Saturday, October 6, 2012

The Basics of Short Story Plots

The plot is the nucleus of the story, the bare thought or incident upon which the narrative is to be built. When a child says, "Grandma, tell me the story of how the whale swallowed Jonah," he gives the plot of the story that he desires; and the grandmother proceeds to elaborate that primal idea to suit the taste of her auditor. In like manner, before you put pen to paper, you must have in mind some interesting idea which you wish to express in narrative form; the absence of such an idea means that you have no plot, no story to tell, and therefore have no business to be writing. If you undertake to tell a short story, go about it in a workmanlike manner: don't begin scribbling pretty phrases, and trust to Providence to introduce the proper story, but yourself provide the basic facts. If you do not begin correctly, it is useless for you to begin at all.

A plot implies action—that is, something must happen; at the conclusion of the story the characters must be differently situated, and usually differently related one to another, from what they were at the beginning. The event need not be tragic, or even serious; but it must be of sufficient importance, novelty and interest to justify its relation in narrative form. In general the plot of a short story involves an incident or a minor crisis in a human life, rather than the supreme crisis which makes or mars a man for good. The chief reason for this is that the supreme crisis requires more elaborate preparation and treatment than is possible in the short story. There may be a strong tragic element which makes it seem that the denouement must be tragic, but that is usually to obtain the effect of contrast. Yet the short story may be a supreme crisis and a tragedy, as are Stevenson's "Markheim," Hawthorne's "The Ambitious Guest" and "The Birthmark," and many of Poe's tales; but these are stories of an exceptional type, in which the whole life of the chief actor comes to a focus in the crisis which makes the story.

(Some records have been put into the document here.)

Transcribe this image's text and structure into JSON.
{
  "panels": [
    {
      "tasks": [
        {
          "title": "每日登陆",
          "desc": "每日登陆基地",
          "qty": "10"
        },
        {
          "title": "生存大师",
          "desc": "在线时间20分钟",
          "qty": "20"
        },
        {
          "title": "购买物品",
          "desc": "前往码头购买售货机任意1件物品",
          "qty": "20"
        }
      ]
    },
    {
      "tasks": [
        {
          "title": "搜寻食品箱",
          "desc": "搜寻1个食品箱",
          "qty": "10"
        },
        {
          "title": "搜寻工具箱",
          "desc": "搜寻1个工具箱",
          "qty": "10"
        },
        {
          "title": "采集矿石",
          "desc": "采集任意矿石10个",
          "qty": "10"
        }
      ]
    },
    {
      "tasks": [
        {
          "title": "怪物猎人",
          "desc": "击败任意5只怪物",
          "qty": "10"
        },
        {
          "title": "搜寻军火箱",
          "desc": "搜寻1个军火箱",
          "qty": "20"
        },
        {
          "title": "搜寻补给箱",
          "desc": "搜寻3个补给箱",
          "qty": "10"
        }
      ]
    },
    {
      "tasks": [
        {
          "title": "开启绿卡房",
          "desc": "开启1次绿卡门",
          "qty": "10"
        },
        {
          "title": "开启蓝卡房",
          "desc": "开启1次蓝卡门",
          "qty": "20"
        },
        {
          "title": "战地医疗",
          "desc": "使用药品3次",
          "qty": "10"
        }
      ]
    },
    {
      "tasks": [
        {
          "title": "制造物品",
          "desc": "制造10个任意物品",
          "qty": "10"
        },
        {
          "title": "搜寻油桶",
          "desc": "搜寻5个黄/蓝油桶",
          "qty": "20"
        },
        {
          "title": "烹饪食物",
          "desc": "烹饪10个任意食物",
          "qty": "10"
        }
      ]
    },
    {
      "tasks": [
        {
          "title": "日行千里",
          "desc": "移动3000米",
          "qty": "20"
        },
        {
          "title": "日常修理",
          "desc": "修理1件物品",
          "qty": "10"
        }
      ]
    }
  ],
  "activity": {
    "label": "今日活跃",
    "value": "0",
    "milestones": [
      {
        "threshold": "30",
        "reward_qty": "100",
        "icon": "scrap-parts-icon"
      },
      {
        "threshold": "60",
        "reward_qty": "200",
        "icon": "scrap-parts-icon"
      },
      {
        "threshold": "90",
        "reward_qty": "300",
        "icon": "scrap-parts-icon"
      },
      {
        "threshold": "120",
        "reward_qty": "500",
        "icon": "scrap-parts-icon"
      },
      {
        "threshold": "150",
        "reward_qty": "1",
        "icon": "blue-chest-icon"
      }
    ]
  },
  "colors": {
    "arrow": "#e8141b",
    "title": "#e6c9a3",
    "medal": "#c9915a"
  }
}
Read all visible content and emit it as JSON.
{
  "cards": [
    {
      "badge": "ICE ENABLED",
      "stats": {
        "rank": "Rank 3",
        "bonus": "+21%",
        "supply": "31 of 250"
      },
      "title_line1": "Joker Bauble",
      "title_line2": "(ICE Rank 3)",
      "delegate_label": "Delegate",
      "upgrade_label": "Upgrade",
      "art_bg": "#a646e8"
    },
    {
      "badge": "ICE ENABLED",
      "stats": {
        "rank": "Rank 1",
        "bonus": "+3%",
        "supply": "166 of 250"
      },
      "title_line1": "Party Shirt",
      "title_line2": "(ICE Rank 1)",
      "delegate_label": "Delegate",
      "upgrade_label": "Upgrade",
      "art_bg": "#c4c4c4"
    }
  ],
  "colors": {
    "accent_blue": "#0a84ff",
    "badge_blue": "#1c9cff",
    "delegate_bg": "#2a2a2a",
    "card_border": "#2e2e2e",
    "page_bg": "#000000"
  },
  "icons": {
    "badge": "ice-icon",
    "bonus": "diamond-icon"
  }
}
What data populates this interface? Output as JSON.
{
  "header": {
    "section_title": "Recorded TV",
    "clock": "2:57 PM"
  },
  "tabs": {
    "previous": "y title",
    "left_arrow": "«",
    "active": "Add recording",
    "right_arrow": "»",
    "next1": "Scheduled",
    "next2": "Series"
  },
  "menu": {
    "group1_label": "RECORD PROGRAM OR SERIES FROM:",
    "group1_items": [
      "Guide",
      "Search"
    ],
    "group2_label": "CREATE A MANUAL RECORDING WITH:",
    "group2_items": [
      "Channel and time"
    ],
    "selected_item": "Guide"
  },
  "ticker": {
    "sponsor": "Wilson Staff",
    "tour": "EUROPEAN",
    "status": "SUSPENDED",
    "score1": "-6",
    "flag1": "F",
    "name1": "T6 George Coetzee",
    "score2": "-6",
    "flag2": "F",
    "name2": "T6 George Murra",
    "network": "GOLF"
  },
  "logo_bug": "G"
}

The short story plot must be simple and complete. The popular idea of a plot, derived from the requirements of the novel and the drama, is that it should be a tangled skein of facts and fancies, which the author shall further complicate in order to exhibit his deftness in the final disentanglement. Such a plot is impossible for the short story, which admits of no side issues and no second or under plot. It must not be the synopsis of a novel, or the attempt to compress into the tiny compass of the short story a complicated plot sufficient for a novel, as are so many of the "Short Stories of the Day" now published by newspapers.

As nearly as possible it must deal with a single person, in a single action, at a single place, in a single time. More than any other modern form of literature, the short story requires the observance of the old Greek unities of time, place and action: its brevity and compactness do not admit of the proper treatment of the changes wrought by the passage of time, the influences of different scenes, or the complications resulting from the interrelation of many characters of varied importance. If the plot chosen requires the passage of ten years' time, if it involves a shift of scene from New York to Timbuctoo, or if it introduces two or three sets of characters, it may by some miracle of ingenuity make a readable story, but it will never be a model one. In "The Ambitious Guest" the time is less than three hours, the place is a single room, and the action is the development of the guest's ambition.

Tuesday, September 18, 2012

The "Dramatic" Short Story

The Dramatic Story is the highest type of the short story. It requires a definite but simple plot, which enables the characters to act out their parts. In its perfect form it is the "bit of real life" which it is the aim of the short story to present. It is the story shorn of all needless verbiage, and told as nearly as possible in the words and actions of the characters themselves; and it possesses a strong climax. Therefore it demands the most careful and skillful workmanship, from its conception to its final polishing. It is the most modern type of the short story.

(a) The short story has Dramatic Form when the author's necessary comments correspond to the stage directions of the drama. Such a story is, in fact, a miniature drama, and is often capable of being acted just as it stands. It has a definite plot, but it is developed by dialogue as frequently as by action. It is the extreme of the modern tendency toward dramatic narrative, and is just a little too "stagey" and artificial to be a perfect short story. It is, however, in good literary standing and in good favor with the public, and it is most excellent practice for the tyro, for in it he has to sink himself completely in his characters.

Examples: Hope's "The Dolly Dialogues;" Kipling's "The Story of the Gadsbys;" and Howells' one act parlor plays, like "The Parlor Car," "The Register," "The Letter," and "Unexpected Guests."

(b) A short story has Dramatic Effect when it deals with a single crisis, conveys a single impression, is presented chiefly by the actors themselves, and culminates in a single, perfect climax. It may, or may not, be capable of easy dramatization. It is less artificial than the story of pure Dramatic Form, but is just as free from padding and irrelevant matter, and just as vivid in effect. It allows of greater art and finish, for the writer has wider freedom in his method of presentation.

Examples: Poe's "'Thou Art the Man!'" and "Berenice;" James' "The Lesson of the Master" and "A Passionate Pilgrim;" Wilkins' "A New England Nun" and "Amanda and Love;" Stevenson's "The Isle of the Voices;" and Irving's "The Widow and Her Son" and "Rip Van Winkle." But, indeed, every good short story belongs in this class, which is not so much a certain type of the short story, as the "honor class" to which each story seeks admittance.